# What you will do
Nothing but the text of the records belongs in your answer: repeat all of it exactly and leave out the images.

# Material for this task
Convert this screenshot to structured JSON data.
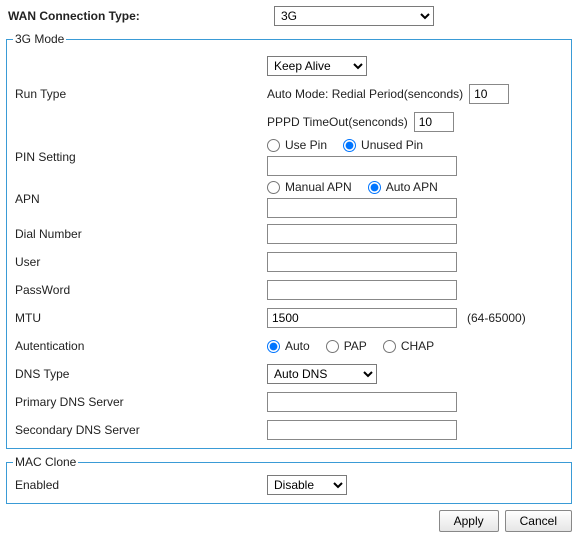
{
  "header": {
    "wan_label": "WAN Connection Type:",
    "wan_value": "3G"
  },
  "mode3g": {
    "legend": "3G Mode",
    "run_type_label": "Run Type",
    "run_type_value": "Keep Alive",
    "redial_label": "Auto Mode: Redial Period(senconds)",
    "redial_value": "10",
    "pppd_label": "PPPD TimeOut(senconds)",
    "pppd_value": "10",
    "pin_label": "PIN Setting",
    "pin_use": "Use Pin",
    "pin_unused": "Unused Pin",
    "pin_selected": "unused",
    "pin_value": "",
    "apn_label": "APN",
    "apn_manual": "Manual APN",
    "apn_auto": "Auto APN",
    "apn_selected": "auto",
    "apn_value": "",
    "dial_label": "Dial Number",
    "dial_value": "",
    "user_label": "User",
    "user_value": "",
    "pass_label": "PassWord",
    "pass_value": "",
    "mtu_label": "MTU",
    "mtu_value": "1500",
    "mtu_note": "(64-65000)",
    "auth_label": "Autentication",
    "auth_auto": "Auto",
    "auth_pap": "PAP",
    "auth_chap": "CHAP",
    "auth_selected": "auto",
    "dns_type_label": "DNS Type",
    "dns_type_value": "Auto DNS",
    "pdns_label": "Primary DNS Server",
    "pdns_value": "",
    "sdns_label": "Secondary DNS Server",
    "sdns_value": ""
  },
  "mac": {
    "legend": "MAC Clone",
    "enabled_label": "Enabled",
    "enabled_value": "Disable"
  },
  "buttons": {
    "apply": "Apply",
    "cancel": "Cancel"
  }
}
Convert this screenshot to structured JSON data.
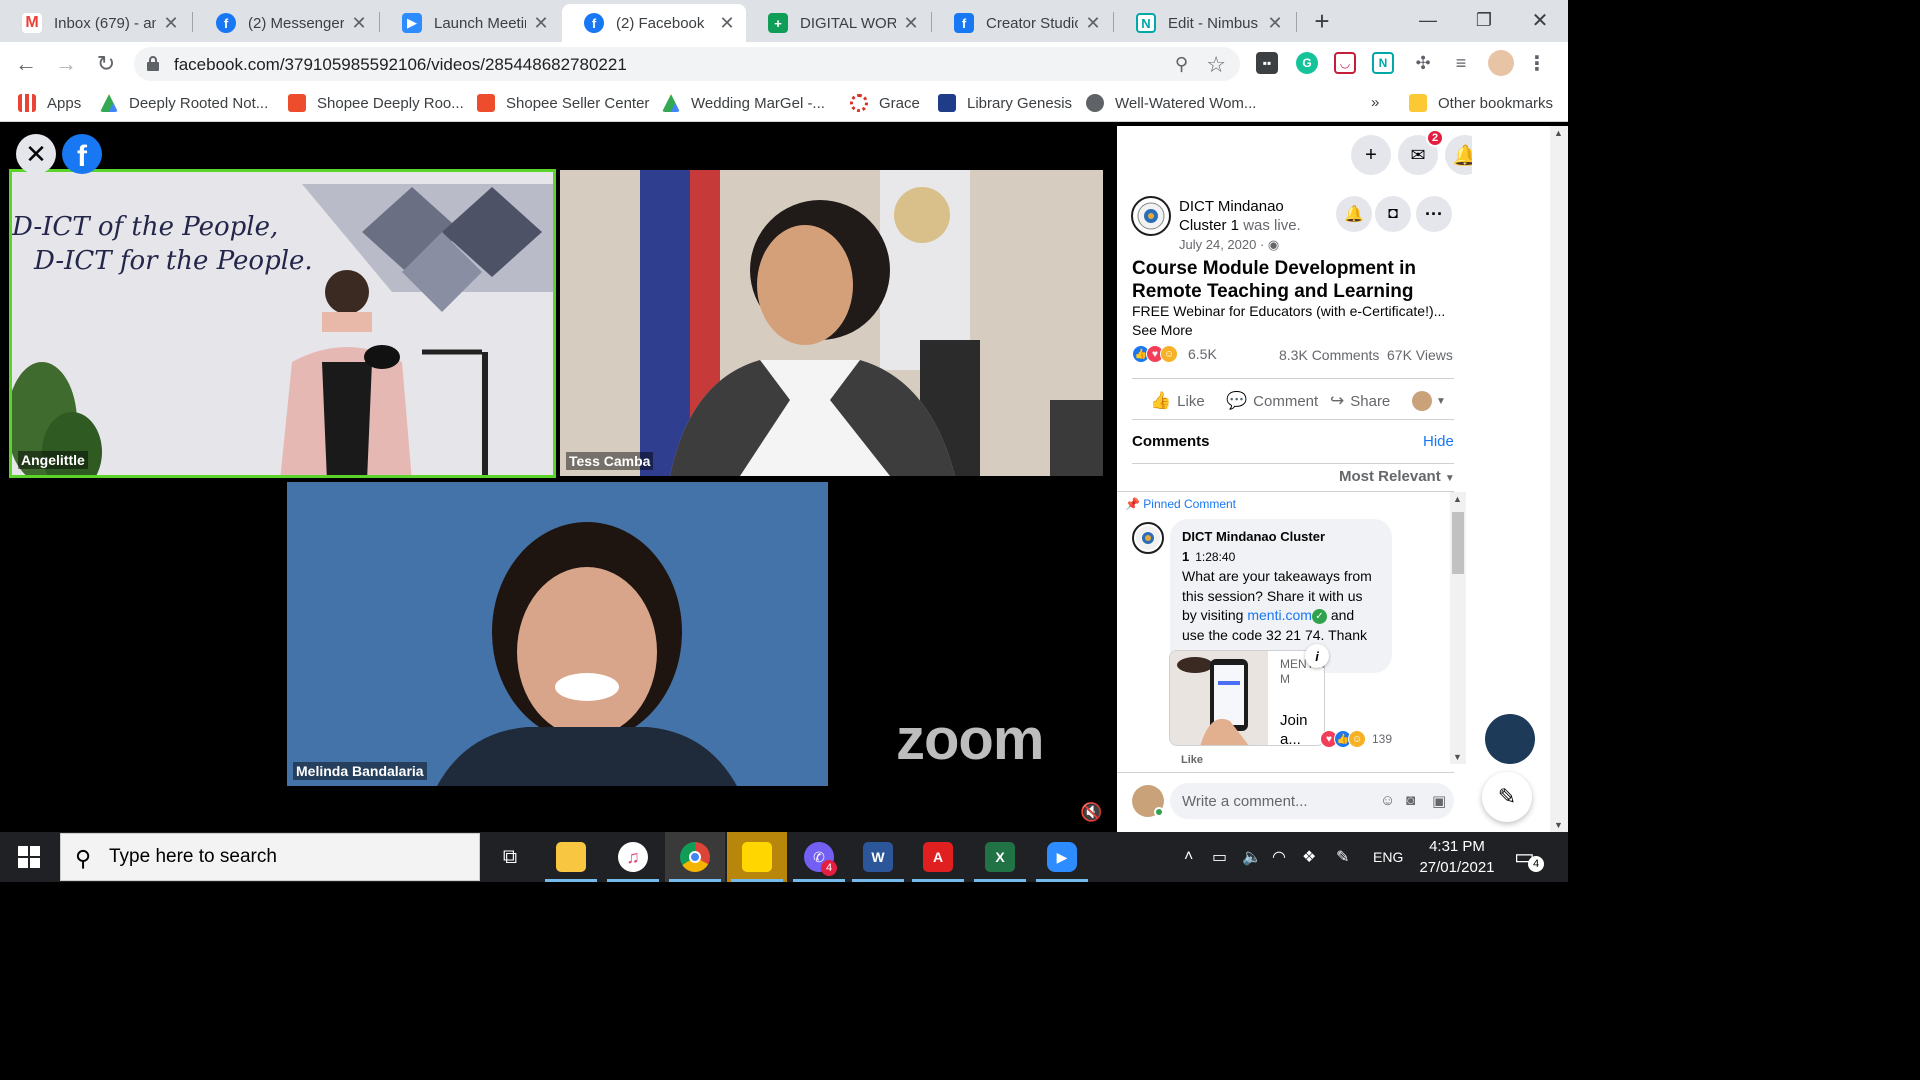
{
  "tabs": [
    {
      "title": "Inbox (679) - an",
      "favicon": "gmail-icon",
      "color": "#ea4335"
    },
    {
      "title": "(2) Messenger |",
      "favicon": "facebook-icon",
      "color": "#1877f2"
    },
    {
      "title": "Launch Meeting",
      "favicon": "zoom-icon",
      "color": "#2d8cff"
    },
    {
      "title": "(2) Facebook",
      "favicon": "facebook-icon",
      "color": "#1877f2"
    },
    {
      "title": "DIGITAL WORKF",
      "favicon": "sheets-icon",
      "color": "#0f9d58"
    },
    {
      "title": "Creator Studio",
      "favicon": "facebook-icon",
      "color": "#1877f2"
    },
    {
      "title": "Edit - Nimbus S",
      "favicon": "nimbus-icon",
      "color": "#00a8a8"
    }
  ],
  "address_bar": {
    "url": "facebook.com/379105985592106/videos/285448682780221"
  },
  "bookmarks": [
    {
      "label": "Apps"
    },
    {
      "label": "Deeply Rooted Not..."
    },
    {
      "label": "Shopee Deeply Roo..."
    },
    {
      "label": "Shopee Seller Center"
    },
    {
      "label": "Wedding MarGel -..."
    },
    {
      "label": "Grace"
    },
    {
      "label": "Library Genesis"
    },
    {
      "label": "Well-Watered Wom..."
    }
  ],
  "bookmarks_overflow": "»",
  "other_bookmarks": "Other bookmarks",
  "video": {
    "participants": [
      {
        "name": "Angelittle",
        "banner_line1": "D-ICT of the People,",
        "banner_line2": "D-ICT for the People."
      },
      {
        "name": "Tess Camba"
      },
      {
        "name": "Melinda Bandalaria"
      }
    ],
    "watermark": "zoom"
  },
  "fb": {
    "messenger_badge": "2",
    "page_name": "DICT Mindanao Cluster 1",
    "was_live": "was live.",
    "date": "July 24, 2020 · ",
    "title": "Course Module Development in Remote Teaching and Learning",
    "description": "FREE Webinar for Educators (with e-Certificate!)...",
    "see_more": "See More",
    "reaction_count": "6.5K",
    "comments_count": "8.3K Comments",
    "views_count": "67K Views",
    "actions": {
      "like": "Like",
      "comment": "Comment",
      "share": "Share"
    },
    "comments_header": "Comments",
    "hide": "Hide",
    "sort": "Most Relevant",
    "pinned_label": "Pinned Comment",
    "pinned_comment": {
      "author": "DICT Mindanao Cluster 1",
      "time": "1:28:40",
      "text_before_link": "What are your takeaways from this session? Share it with us by visiting ",
      "link": "menti.com",
      "text_after_link": " and use the code 32 21 74. Thank you.",
      "preview_site": "MENTI.CO M",
      "preview_title": "Join a...",
      "reaction_count": "139",
      "like": "Like"
    },
    "write_placeholder": "Write a comment..."
  },
  "taskbar": {
    "search_placeholder": "Type here to search",
    "viber_badge": "4",
    "lang": "ENG",
    "time": "4:31 PM",
    "date": "27/01/2021",
    "notif_count": "4"
  },
  "colors": {
    "fb_blue": "#1877f2",
    "zoom_active_border": "#5bd42a",
    "taskbar": "#202124"
  }
}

# Solution to the problem
Convert this screenshot to structured JSON data.
{
  "header": {
    "wan_label": "WAN Connection Type:",
    "wan_value": "3G"
  },
  "mode3g": {
    "legend": "3G Mode",
    "run_type_label": "Run Type",
    "run_type_value": "Keep Alive",
    "redial_label": "Auto Mode: Redial Period(senconds)",
    "redial_value": "10",
    "pppd_label": "PPPD TimeOut(senconds)",
    "pppd_value": "10",
    "pin_label": "PIN Setting",
    "pin_use": "Use Pin",
    "pin_unused": "Unused Pin",
    "pin_selected": "unused",
    "pin_value": "",
    "apn_label": "APN",
    "apn_manual": "Manual APN",
    "apn_auto": "Auto APN",
    "apn_selected": "auto",
    "apn_value": "",
    "dial_label": "Dial Number",
    "dial_value": "",
    "user_label": "User",
    "user_value": "",
    "pass_label": "PassWord",
    "pass_value": "",
    "mtu_label": "MTU",
    "mtu_value": "1500",
    "mtu_note": "(64-65000)",
    "auth_label": "Autentication",
    "auth_auto": "Auto",
    "auth_pap": "PAP",
    "auth_chap": "CHAP",
    "auth_selected": "auto",
    "dns_type_label": "DNS Type",
    "dns_type_value": "Auto DNS",
    "pdns_label": "Primary DNS Server",
    "pdns_value": "",
    "sdns_label": "Secondary DNS Server",
    "sdns_value": ""
  },
  "mac": {
    "legend": "MAC Clone",
    "enabled_label": "Enabled",
    "enabled_value": "Disable"
  },
  "buttons": {
    "apply": "Apply",
    "cancel": "Cancel"
  }
}
Convert this screenshot to structured JSON data.
{
  "tabs": [
    {
      "title": "Inbox (679) - an",
      "favicon": "gmail-icon",
      "color": "#ea4335"
    },
    {
      "title": "(2) Messenger |",
      "favicon": "facebook-icon",
      "color": "#1877f2"
    },
    {
      "title": "Launch Meeting",
      "favicon": "zoom-icon",
      "color": "#2d8cff"
    },
    {
      "title": "(2) Facebook",
      "favicon": "facebook-icon",
      "color": "#1877f2"
    },
    {
      "title": "DIGITAL WORKF",
      "favicon": "sheets-icon",
      "color": "#0f9d58"
    },
    {
      "title": "Creator Studio",
      "favicon": "facebook-icon",
      "color": "#1877f2"
    },
    {
      "title": "Edit - Nimbus S",
      "favicon": "nimbus-icon",
      "color": "#00a8a8"
    }
  ],
  "address_bar": {
    "url": "facebook.com/379105985592106/videos/285448682780221"
  },
  "bookmarks": [
    {
      "label": "Apps"
    },
    {
      "label": "Deeply Rooted Not..."
    },
    {
      "label": "Shopee Deeply Roo..."
    },
    {
      "label": "Shopee Seller Center"
    },
    {
      "label": "Wedding MarGel -..."
    },
    {
      "label": "Grace"
    },
    {
      "label": "Library Genesis"
    },
    {
      "label": "Well-Watered Wom..."
    }
  ],
  "bookmarks_overflow": "»",
  "other_bookmarks": "Other bookmarks",
  "video": {
    "participants": [
      {
        "name": "Angelittle",
        "banner_line1": "D-ICT of the People,",
        "banner_line2": "D-ICT for the People."
      },
      {
        "name": "Tess Camba"
      },
      {
        "name": "Melinda Bandalaria"
      }
    ],
    "watermark": "zoom"
  },
  "fb": {
    "messenger_badge": "2",
    "page_name": "DICT Mindanao Cluster 1",
    "was_live": "was live.",
    "date": "July 24, 2020 · ",
    "title": "Course Module Development in Remote Teaching and Learning",
    "description": "FREE Webinar for Educators (with e-Certificate!)...",
    "see_more": "See More",
    "reaction_count": "6.5K",
    "comments_count": "8.3K Comments",
    "views_count": "67K Views",
    "actions": {
      "like": "Like",
      "comment": "Comment",
      "share": "Share"
    },
    "comments_header": "Comments",
    "hide": "Hide",
    "sort": "Most Relevant",
    "pinned_label": "Pinned Comment",
    "pinned_comment": {
      "author": "DICT Mindanao Cluster 1",
      "time": "1:28:40",
      "text_before_link": "What are your takeaways from this session? Share it with us by visiting ",
      "link": "menti.com",
      "text_after_link": " and use the code 32 21 74. Thank you.",
      "preview_site": "MENTI.CO M",
      "preview_title": "Join a...",
      "reaction_count": "139",
      "like": "Like"
    },
    "write_placeholder": "Write a comment..."
  },
  "taskbar": {
    "search_placeholder": "Type here to search",
    "viber_badge": "4",
    "lang": "ENG",
    "time": "4:31 PM",
    "date": "27/01/2021",
    "notif_count": "4"
  },
  "colors": {
    "fb_blue": "#1877f2",
    "zoom_active_border": "#5bd42a",
    "taskbar": "#202124"
  }
}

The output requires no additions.